Overly intense parent-coaches in youth sports are a frequently cited stereotype, often portrayed in movies and television. Hockey in particular is often singled out as a sport containing an inordinate number of these parents. Yesterday, Martin Tremblay, a Vancouver father and coach of his son's youth hockey team, was sentenced to 15 days at a provincial corrections centre for purposely tripping an opposing player during the post-game handshake. (Video here).
In sentencing Mr. Tremblay, Judge Patrick Chen noted that Tremblay was in a position of trust as a coach and was supposed to be a role model. Instead, he ended up hurting a child in a post-game fit of anger. "Society will not tolerate the assault of children by adults. (The sentence is) a signal to other parents heavily involved in the sporting activities of their children that they must be seen as models of good and acceptable behavior, not as instigators of violent and of riotous behavior," said Chen as he ruled on this matter from the bench.
The 13 year-old Chen assaulted suffered an injured wrist requiring the use of a cast, while another child that fell did not sustain any injuries.

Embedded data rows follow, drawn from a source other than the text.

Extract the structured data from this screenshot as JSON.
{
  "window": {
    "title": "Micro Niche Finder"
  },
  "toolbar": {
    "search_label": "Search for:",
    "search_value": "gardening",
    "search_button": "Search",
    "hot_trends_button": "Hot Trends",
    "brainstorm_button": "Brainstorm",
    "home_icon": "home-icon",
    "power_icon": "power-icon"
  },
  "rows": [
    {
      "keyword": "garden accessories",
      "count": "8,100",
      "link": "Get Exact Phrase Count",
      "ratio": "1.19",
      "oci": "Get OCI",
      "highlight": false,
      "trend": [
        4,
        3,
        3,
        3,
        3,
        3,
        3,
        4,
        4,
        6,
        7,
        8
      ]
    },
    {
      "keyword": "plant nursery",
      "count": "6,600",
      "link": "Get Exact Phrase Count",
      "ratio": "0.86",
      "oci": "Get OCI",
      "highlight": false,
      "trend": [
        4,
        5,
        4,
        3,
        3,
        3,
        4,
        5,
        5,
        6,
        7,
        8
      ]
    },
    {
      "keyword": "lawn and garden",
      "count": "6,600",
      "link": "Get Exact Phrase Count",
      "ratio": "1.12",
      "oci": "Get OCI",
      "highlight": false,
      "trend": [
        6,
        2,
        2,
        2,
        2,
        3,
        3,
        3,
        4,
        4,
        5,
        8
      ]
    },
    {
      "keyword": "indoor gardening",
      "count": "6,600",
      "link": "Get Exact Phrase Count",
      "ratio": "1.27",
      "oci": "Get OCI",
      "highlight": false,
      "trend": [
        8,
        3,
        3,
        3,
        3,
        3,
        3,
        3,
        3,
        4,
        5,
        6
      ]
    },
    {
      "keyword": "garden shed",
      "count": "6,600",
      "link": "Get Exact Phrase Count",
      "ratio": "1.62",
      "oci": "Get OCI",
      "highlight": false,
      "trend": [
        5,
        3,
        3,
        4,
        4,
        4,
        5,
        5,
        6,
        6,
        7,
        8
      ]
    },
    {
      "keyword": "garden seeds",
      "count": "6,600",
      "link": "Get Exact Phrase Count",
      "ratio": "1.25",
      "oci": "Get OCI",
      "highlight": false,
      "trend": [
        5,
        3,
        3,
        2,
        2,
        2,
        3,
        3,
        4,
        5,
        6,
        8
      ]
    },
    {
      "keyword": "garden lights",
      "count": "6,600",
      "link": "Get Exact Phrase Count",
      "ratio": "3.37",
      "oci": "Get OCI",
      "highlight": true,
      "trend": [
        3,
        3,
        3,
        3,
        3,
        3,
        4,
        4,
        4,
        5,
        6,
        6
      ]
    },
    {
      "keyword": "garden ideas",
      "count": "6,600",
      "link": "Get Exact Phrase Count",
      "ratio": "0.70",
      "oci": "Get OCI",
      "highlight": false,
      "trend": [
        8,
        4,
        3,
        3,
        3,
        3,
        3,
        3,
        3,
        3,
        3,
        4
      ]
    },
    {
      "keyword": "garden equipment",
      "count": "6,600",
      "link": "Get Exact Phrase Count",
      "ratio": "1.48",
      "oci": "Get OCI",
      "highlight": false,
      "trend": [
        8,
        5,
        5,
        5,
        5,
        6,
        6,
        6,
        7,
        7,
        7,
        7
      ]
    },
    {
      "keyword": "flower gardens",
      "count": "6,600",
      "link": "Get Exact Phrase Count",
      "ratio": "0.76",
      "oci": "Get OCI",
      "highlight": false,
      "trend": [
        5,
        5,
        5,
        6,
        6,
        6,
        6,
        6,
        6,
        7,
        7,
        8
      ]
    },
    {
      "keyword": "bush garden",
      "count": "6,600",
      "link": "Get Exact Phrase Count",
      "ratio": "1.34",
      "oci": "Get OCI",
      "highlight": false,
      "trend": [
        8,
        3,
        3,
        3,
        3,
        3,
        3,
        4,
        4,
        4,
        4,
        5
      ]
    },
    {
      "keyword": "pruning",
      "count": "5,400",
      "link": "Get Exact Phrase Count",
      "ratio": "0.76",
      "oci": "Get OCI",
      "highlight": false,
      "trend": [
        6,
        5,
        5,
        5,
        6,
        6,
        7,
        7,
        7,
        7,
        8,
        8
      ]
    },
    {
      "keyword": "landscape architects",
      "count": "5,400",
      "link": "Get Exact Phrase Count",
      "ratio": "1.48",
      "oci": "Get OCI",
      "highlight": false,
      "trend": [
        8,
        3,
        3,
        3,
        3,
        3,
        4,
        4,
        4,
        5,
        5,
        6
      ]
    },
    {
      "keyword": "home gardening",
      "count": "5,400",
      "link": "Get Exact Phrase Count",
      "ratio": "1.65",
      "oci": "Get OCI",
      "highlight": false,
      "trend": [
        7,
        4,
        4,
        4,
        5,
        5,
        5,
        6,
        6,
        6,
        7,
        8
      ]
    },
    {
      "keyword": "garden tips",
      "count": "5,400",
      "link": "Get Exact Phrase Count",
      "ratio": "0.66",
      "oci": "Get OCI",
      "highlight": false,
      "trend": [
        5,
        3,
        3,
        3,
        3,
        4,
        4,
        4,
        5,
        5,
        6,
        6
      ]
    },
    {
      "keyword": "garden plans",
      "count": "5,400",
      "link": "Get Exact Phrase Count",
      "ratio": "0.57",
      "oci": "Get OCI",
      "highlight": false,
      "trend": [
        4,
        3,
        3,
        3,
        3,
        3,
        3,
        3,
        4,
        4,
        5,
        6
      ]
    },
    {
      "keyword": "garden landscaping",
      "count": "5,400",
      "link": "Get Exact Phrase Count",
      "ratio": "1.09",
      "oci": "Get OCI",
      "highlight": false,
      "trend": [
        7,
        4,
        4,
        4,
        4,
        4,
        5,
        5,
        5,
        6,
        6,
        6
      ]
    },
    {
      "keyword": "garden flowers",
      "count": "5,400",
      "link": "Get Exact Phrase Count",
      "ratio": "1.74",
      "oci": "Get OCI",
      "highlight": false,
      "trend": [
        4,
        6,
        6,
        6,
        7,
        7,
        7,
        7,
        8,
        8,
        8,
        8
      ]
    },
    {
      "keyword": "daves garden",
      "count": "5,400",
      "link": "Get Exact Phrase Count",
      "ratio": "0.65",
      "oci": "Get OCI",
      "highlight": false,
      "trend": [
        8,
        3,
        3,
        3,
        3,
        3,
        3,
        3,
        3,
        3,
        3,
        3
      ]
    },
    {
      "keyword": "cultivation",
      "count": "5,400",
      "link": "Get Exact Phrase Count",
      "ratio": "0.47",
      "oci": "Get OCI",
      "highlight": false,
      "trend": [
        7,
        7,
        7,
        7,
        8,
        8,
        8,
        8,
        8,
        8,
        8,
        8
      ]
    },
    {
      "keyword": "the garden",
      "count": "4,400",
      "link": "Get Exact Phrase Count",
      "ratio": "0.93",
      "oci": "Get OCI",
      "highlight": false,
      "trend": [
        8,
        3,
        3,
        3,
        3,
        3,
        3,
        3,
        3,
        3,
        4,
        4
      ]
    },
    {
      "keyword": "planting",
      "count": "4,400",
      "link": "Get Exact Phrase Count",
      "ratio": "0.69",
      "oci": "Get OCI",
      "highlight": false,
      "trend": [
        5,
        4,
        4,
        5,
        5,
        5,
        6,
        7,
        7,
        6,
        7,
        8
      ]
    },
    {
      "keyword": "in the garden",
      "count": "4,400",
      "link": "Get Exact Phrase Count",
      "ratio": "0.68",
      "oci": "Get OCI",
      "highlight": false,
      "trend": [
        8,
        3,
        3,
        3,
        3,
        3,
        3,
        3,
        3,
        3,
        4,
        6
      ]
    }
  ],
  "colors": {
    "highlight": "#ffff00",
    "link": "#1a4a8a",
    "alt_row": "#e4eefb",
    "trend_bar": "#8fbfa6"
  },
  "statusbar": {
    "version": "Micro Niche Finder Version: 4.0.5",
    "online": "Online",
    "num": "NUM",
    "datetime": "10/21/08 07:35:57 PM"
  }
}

Tremblay pled guilty to the charge of assault in November and in January. Regarding sentencing, the provincial government asked for a sentence of 30 days of house arrest and probation, while Tremblay's counsel asked for a suspended sentence or large fine. Instead, Judge Chen elected to impose a harsher sentence, citing a number of serious aggravating factors (including a prior assault charge), noting in particular that the assault occurred after the game had ended and all participants are supposed to put aside any in-game issues for the sake of good sportsmanship.
The defense brought potentially mitigating factors to the court's attention, including the fact that Tremblay had not been taking his prescribed anti-depressant medicine for several weeks prior and had a psychiatrist opine that he was suffering from withdrawal. Clearly, the judge was not persuaded by Tremblay's arguments.Tags: Law, Sports, Sports Law, Youth Hockey